The limits of bounties in the war on terror
London - Within days of the September 11, 2001, attacks on New York and Washington, US President George W. Bush said Osama bin Laden would be “brought to justice” and he reminded the world, “There’s an old poster out west that says ‘Wanted: Dead or Alive’.”
Bush’s reaction surprised anyone who had thought Westerns were part of the past but such posters, often advertising a reward, became part of the “war on terror”.
“This was a cultural American phenomenon coming out of the Old West, you’d have the poster with the bounty on it and the bounty hunter would go and bring back the bad guy,” Ibrahim Warde, professor of international business at Tufts University, Massachusetts, told The Arab Weekly.
But even with the United States posting bounties totalling $20 million for four senior figures of the Islamic State (ISIS) on May 6th, Warde, who has long studied the financial aspects of the “war on terror” and whose book, The Price of Fear, was published in 2007, is far from convinced the ways of the Wild West have transferred successfully.
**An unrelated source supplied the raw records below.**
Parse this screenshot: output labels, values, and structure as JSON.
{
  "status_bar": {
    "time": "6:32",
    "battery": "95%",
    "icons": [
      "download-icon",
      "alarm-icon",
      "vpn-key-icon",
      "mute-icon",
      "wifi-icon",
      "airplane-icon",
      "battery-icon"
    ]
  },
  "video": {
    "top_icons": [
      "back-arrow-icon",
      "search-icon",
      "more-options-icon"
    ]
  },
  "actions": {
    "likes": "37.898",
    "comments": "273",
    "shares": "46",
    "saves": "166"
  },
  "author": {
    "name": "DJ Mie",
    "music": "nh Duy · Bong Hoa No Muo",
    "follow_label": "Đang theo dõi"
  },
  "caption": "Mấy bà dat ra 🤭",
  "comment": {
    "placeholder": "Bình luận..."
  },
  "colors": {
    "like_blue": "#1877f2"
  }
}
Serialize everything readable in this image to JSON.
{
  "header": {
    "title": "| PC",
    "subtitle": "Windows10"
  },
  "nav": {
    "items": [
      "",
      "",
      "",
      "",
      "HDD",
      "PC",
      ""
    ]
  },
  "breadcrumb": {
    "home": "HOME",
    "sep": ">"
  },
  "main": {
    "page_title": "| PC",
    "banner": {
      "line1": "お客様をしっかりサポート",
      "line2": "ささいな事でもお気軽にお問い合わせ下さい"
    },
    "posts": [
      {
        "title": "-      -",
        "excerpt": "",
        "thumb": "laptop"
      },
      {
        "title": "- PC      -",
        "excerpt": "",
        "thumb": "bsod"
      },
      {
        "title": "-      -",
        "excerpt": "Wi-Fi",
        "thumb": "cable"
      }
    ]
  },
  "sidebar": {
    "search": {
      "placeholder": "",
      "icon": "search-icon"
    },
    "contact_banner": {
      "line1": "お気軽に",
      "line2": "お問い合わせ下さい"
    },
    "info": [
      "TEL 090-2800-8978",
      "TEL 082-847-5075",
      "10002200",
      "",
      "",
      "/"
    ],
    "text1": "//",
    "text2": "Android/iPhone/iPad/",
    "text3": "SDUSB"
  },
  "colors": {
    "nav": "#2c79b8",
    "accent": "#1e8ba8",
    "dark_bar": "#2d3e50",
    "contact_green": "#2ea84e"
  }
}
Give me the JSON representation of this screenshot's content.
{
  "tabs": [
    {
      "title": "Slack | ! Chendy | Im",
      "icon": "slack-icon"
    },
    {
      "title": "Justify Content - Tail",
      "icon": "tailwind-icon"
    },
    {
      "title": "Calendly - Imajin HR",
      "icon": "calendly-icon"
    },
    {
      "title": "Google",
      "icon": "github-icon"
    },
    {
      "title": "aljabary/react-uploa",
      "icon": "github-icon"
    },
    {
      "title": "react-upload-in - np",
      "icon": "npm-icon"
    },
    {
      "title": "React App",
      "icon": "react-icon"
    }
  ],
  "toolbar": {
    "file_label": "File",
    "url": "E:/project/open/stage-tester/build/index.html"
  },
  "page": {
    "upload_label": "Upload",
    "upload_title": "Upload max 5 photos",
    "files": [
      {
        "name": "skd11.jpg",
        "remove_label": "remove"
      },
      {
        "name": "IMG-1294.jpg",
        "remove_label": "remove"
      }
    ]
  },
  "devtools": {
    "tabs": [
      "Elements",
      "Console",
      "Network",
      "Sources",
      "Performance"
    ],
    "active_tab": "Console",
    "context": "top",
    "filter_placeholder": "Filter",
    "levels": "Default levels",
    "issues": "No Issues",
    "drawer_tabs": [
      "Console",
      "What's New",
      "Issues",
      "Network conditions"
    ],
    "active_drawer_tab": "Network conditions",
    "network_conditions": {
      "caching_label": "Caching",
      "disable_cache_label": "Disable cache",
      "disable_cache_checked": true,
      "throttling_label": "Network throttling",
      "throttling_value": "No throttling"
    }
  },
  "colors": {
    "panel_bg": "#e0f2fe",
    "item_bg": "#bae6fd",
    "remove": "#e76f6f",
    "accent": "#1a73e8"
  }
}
“My take on it is that the bounties don’t work so well,” he said.
Secrecy, Warde concedes, does make this hard to judge. Investigative journalist Seymour Hersh’s recent controversial account in the London Review of Books of bin Laden’s death, suggests the al-Qaeda leader was found not through tracking couriers, as the White House claimed, but from a tip-off from a former senior Pakistani intelligence officer in return for much of the $25 million bounty on bin Laden’s head.
But that would not be the largest payment. The US government says it gave $30 million for information leading to Uday and Qusay Hussein, Saddam’s sons, who were killed in a gun battle with US forces shortly after the 2003 invasion of Iraq.
The US government’s Rewards for Justice programme has a website with news of successes and pictures of the fugitives, including ISIS leaders for whom bounties were posted in May.
Among the largest is the one for Abdel Rahman Mustafa al-Qaduli at $7 million, ahead of spokesman Abu Mohammed al-Adnani at $5 million, but behind ISIS “caliph” Abu Bakr al-Baghdadi at $10 million. None is priced as high, however, as the $25 million for Ayman al- Zawahiri, leader of al-Qaeda since bin Laden’s death in 2011.
Warde pointed out that Rewards for Justice, which dates to 1984, originated, like much of the “war on terror”, in the “war on drugs”. Paying a bounty for drug traffickers was an obvious recourse, he told The Arab Weekly, because “where there were seizures of property, a bounty hunter or informer could get as much as 25%”.
And, as Warde argues in The Price of Fear, following the flow of cash proved an effective way of detecting the flow of drugs in the opposite direction.
Similarly, the American idea of offering percentage financial rewards to whistleblowers who expose wrongdoing is generating interest in Europe. But given the relatively low amounts of money involved in even high-profile attacks by groups like al-Qaeda, an approach based on finance has proved less effective in the “war on terror”, even if it has helped generate publicity.
“The theatrics are all about trying to create a sense of victory,” said Warde. “One of the unchallenged aspects of the war on terror is that money is the oxygen of terror, whereas the most recent statistics I’ve seen, between 2001 and now, suggest there has been a five-fold increase in terrorism. The argument that going after the money would put an end to terrorism is not borne out.”
This is dark territory. “It’s murkier than a single bounty hunter tipping off the Americans,” said Warde. “There are always a number of claimants for the money, even people who are remotely related to the case ask for some.” It is also dangerous territory. Nawaf al- Zaidan, the cousin of Saddam who betrayed Uday and Qusay, fled Iraq with his family immediately after they were shot, knowing well that threats to kill him were not idle. ISIS has released many photos or videos of “spies” it has executed.
Whatever the likelihood of bounties working, there are a growing number of voices calling on the Obama administration to examine the political and social roots of ISIS.
According to David Petraeus, the US military commander in Iraq in 2007-08, this means recognising Sunni Arab discontent over the country’s direction under a Shia-led order in Baghdad.
Looking back over the whole “war on terror”, Warde argues that neither bounties nor chasing “terrorist finance” can ever substitute for politics. “With bin Laden, the whole political aspect of his support was ignored in favour of a money-based perspective,” he said.